Cultural diversity poses many interesting questions to the study of mental health. The language, and to a large extent the experience, of mental health can vary tremendously across cultures. The experience of immigration can lead to acculturative stress and discrimination, and also leads to new social patterns and networks. One recent study suggests that retaining fluency in one’s family’s culture of origin may provide protective effects for mental health (Harada et al 2011).
The study used the large scale Honolulu-Asia Aging Study, performing a cross-sectional analysis of over 3,000 Japanese American men living in Hawai’i between the ages of 71-93. The researchers examined demographic, medical, dietary, and psychological information, and included a “cultural assimilation scale” of 8 items including religion, birthplace, use of the Japanese language, and years of school in Japan. The researchers scored all of the subjects and separated them into thirds, and compared depressive symptoms between the groups while controlling for other health, social, and economic factors. They found that “those who were most culturally Japanese had lower odds for prevalent depressive symptoms” (Harada et al 2001, 6), having a 28% lower likelihood of clinically meaningful depressive symptoms.
The authors had many hypotheses for this. One was that “more Japanese” participants may have masked their symptoms, or experienced underlying depression differently. They also suggested that those who identify has Japanese might have greater social resources, such as extended family or a larger peer group of individuals with a similar cultural identity. Alternately, it may reflect the lower prevalence of depressive symptoms in Japan than in the United States.
Other research has suggested that individuals who are “bicultural,” or who are culturally fluent in both their current country of residents and of their family’s culture of origin, may have better overall psychological health than their peers who are more wholly integrated, or alternately less acculturated, into the current national culture. The authors acknowledge that the term “assimilation” that they use is controversial; indeed, it may be less appropriate in this study as the individuals who are “most Japanese” are not necessarily “less American.” The authors acknowledge that it may be difficult to generalize from this study as, in Hawai’i, Japanese Americans are more numerous, established, and integrated than in other parts of the US. At the same time, the homogenous nature of their sample enabled the researchers to focus more specifically on the relationship between cultural identity and depressive symptoms. This research suggests that the social and cultural resources of first and second generation immigrants may offer mental health benefits to minority older adults.

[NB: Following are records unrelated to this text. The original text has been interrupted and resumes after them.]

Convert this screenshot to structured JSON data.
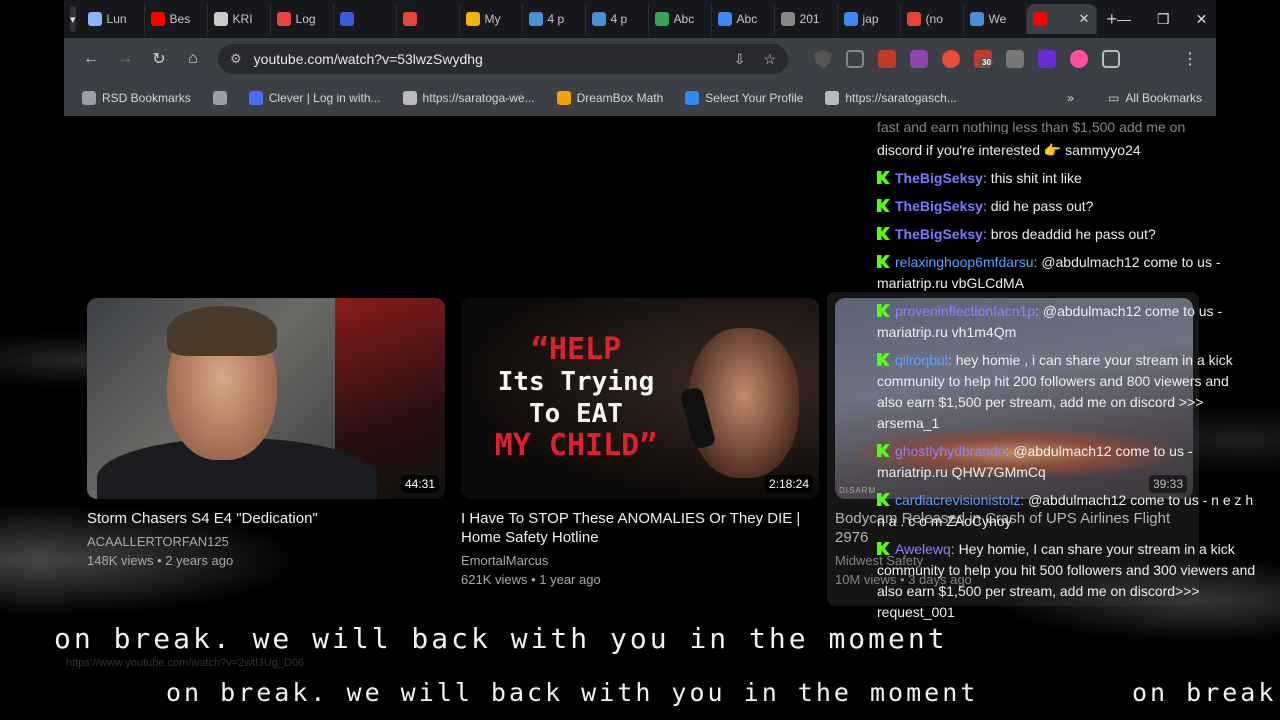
{
  "browser": {
    "tabs": [
      {
        "label": "Lun",
        "color": "#8ab4f8"
      },
      {
        "label": "Bes",
        "color": "#ff0000"
      },
      {
        "label": "KRI",
        "color": "#cccccc"
      },
      {
        "label": "Log",
        "color": "#e8453c"
      },
      {
        "label": "",
        "color": "#3b5bdb"
      },
      {
        "label": "",
        "color": "#e8453c"
      },
      {
        "label": "My",
        "color": "#f4b400"
      },
      {
        "label": "4 p",
        "color": "#4a90d9"
      },
      {
        "label": "4 p",
        "color": "#4a90d9"
      },
      {
        "label": "Abc",
        "color": "#34a853"
      },
      {
        "label": "Abc",
        "color": "#4285f4"
      },
      {
        "label": "201",
        "color": "#888888"
      },
      {
        "label": "jap",
        "color": "#4285f4"
      },
      {
        "label": "(no",
        "color": "#ea4335"
      },
      {
        "label": "We",
        "color": "#4a90d9"
      },
      {
        "label": "",
        "color": "#ff0000",
        "active": true
      }
    ],
    "url": "youtube.com/watch?v=53lwzSwydhg",
    "badge_count": "30",
    "bookmarks": [
      {
        "label": "RSD Bookmarks",
        "color": "#9aa0a6"
      },
      {
        "label": "",
        "color": "#9aa0a6"
      },
      {
        "label": "Clever | Log in with...",
        "color": "#4a6cf7"
      },
      {
        "label": "https://saratoga-we...",
        "color": "#bbbbbb"
      },
      {
        "label": "DreamBox Math",
        "color": "#f4a300"
      },
      {
        "label": "Select Your Profile",
        "color": "#2d8cf0"
      },
      {
        "label": "https://saratogasch...",
        "color": "#bbbbbb"
      }
    ],
    "all_bookmarks": "All Bookmarks"
  },
  "videos": [
    {
      "title": "Storm Chasers S4 E4 \"Dedication\"",
      "channel": "ACAALLERTORFAN125",
      "stats": "148K views • 2 years ago",
      "duration": "44:31"
    },
    {
      "title": "I Have To STOP These ANOMALIES Or They DIE | Home Safety Hotline",
      "channel": "EmortalMarcus",
      "stats": "621K views • 1 year ago",
      "duration": "2:18:24",
      "thumb_text": {
        "line1": "“HELP",
        "line2": "Its Trying",
        "line3": "To EAT",
        "line4": "MY CHILD”"
      }
    },
    {
      "title": "Bodycam Released in Crash of UPS Airlines Flight 2976",
      "channel": "Midwest Safety",
      "stats": "10M views • 3 days ago",
      "duration": "39:33",
      "thumb_tag": "DISARM"
    }
  ],
  "chat": {
    "top_fragment": "fast and earn nothing less than $1,500 add me on",
    "messages": [
      {
        "user": "",
        "text": "discord if you're interested 👉 sammyyo24",
        "continuation": true
      },
      {
        "user": "TheBigSeksy",
        "text": "this shit int like"
      },
      {
        "user": "TheBigSeksy",
        "text": "did he pass out?"
      },
      {
        "user": "TheBigSeksy",
        "text": "bros deaddid he pass out?"
      },
      {
        "user": "relaxinghoop6mfdarsu",
        "text": "@abdulmach12 come to us - mariatrip.ru vbGLCdMA"
      },
      {
        "user": "proveninflectionfacn1p",
        "text": "@abdulmach12 come to us - mariatrip.ru vh1m4Qm"
      },
      {
        "user": "qilroqbul",
        "text": "hey homie , i can share your stream in a kick community to help hit 200 followers and 800 viewers and also earn $1,500 per stream, add me on discord >>> arsema_1"
      },
      {
        "user": "ghostlyhydbrando",
        "text": "@abdulmach12 come to us - mariatrip.ru QHW7GMmCq"
      },
      {
        "user": "cardiacrevisionistolz",
        "text": "@abdulmach12 come to us - n e z h n a . c o m ZAoCyhoy"
      },
      {
        "user": "Awelewq",
        "text": "Hey homie, I can share your stream in a kick community to help you hit 500 followers and 300 viewers and also earn $1,500 per stream, add me on discord>>> request_001"
      }
    ]
  },
  "ticker": {
    "line1": "on break. we will back with you in the moment",
    "line2": "on break. we will back with you in the moment",
    "line3": "on break."
  },
  "hover_url": "https://www.youtube.com/watch?v=2wtl3Ug_D06"
}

Harada N, Takeshita J, Ahmed I, Chen R, Petrovich H, Ross GW, and Masaki K, (2011). Does Cultural Assimilation Influence Prevalence and Presentation of Depressive Symptoms in Older Japanese American Men? The Honolulu Aging Study. American Journal of Geriatric Psychiatry, epub ahead of print. doi: 10.1097/JGP.0b013e3182107e3b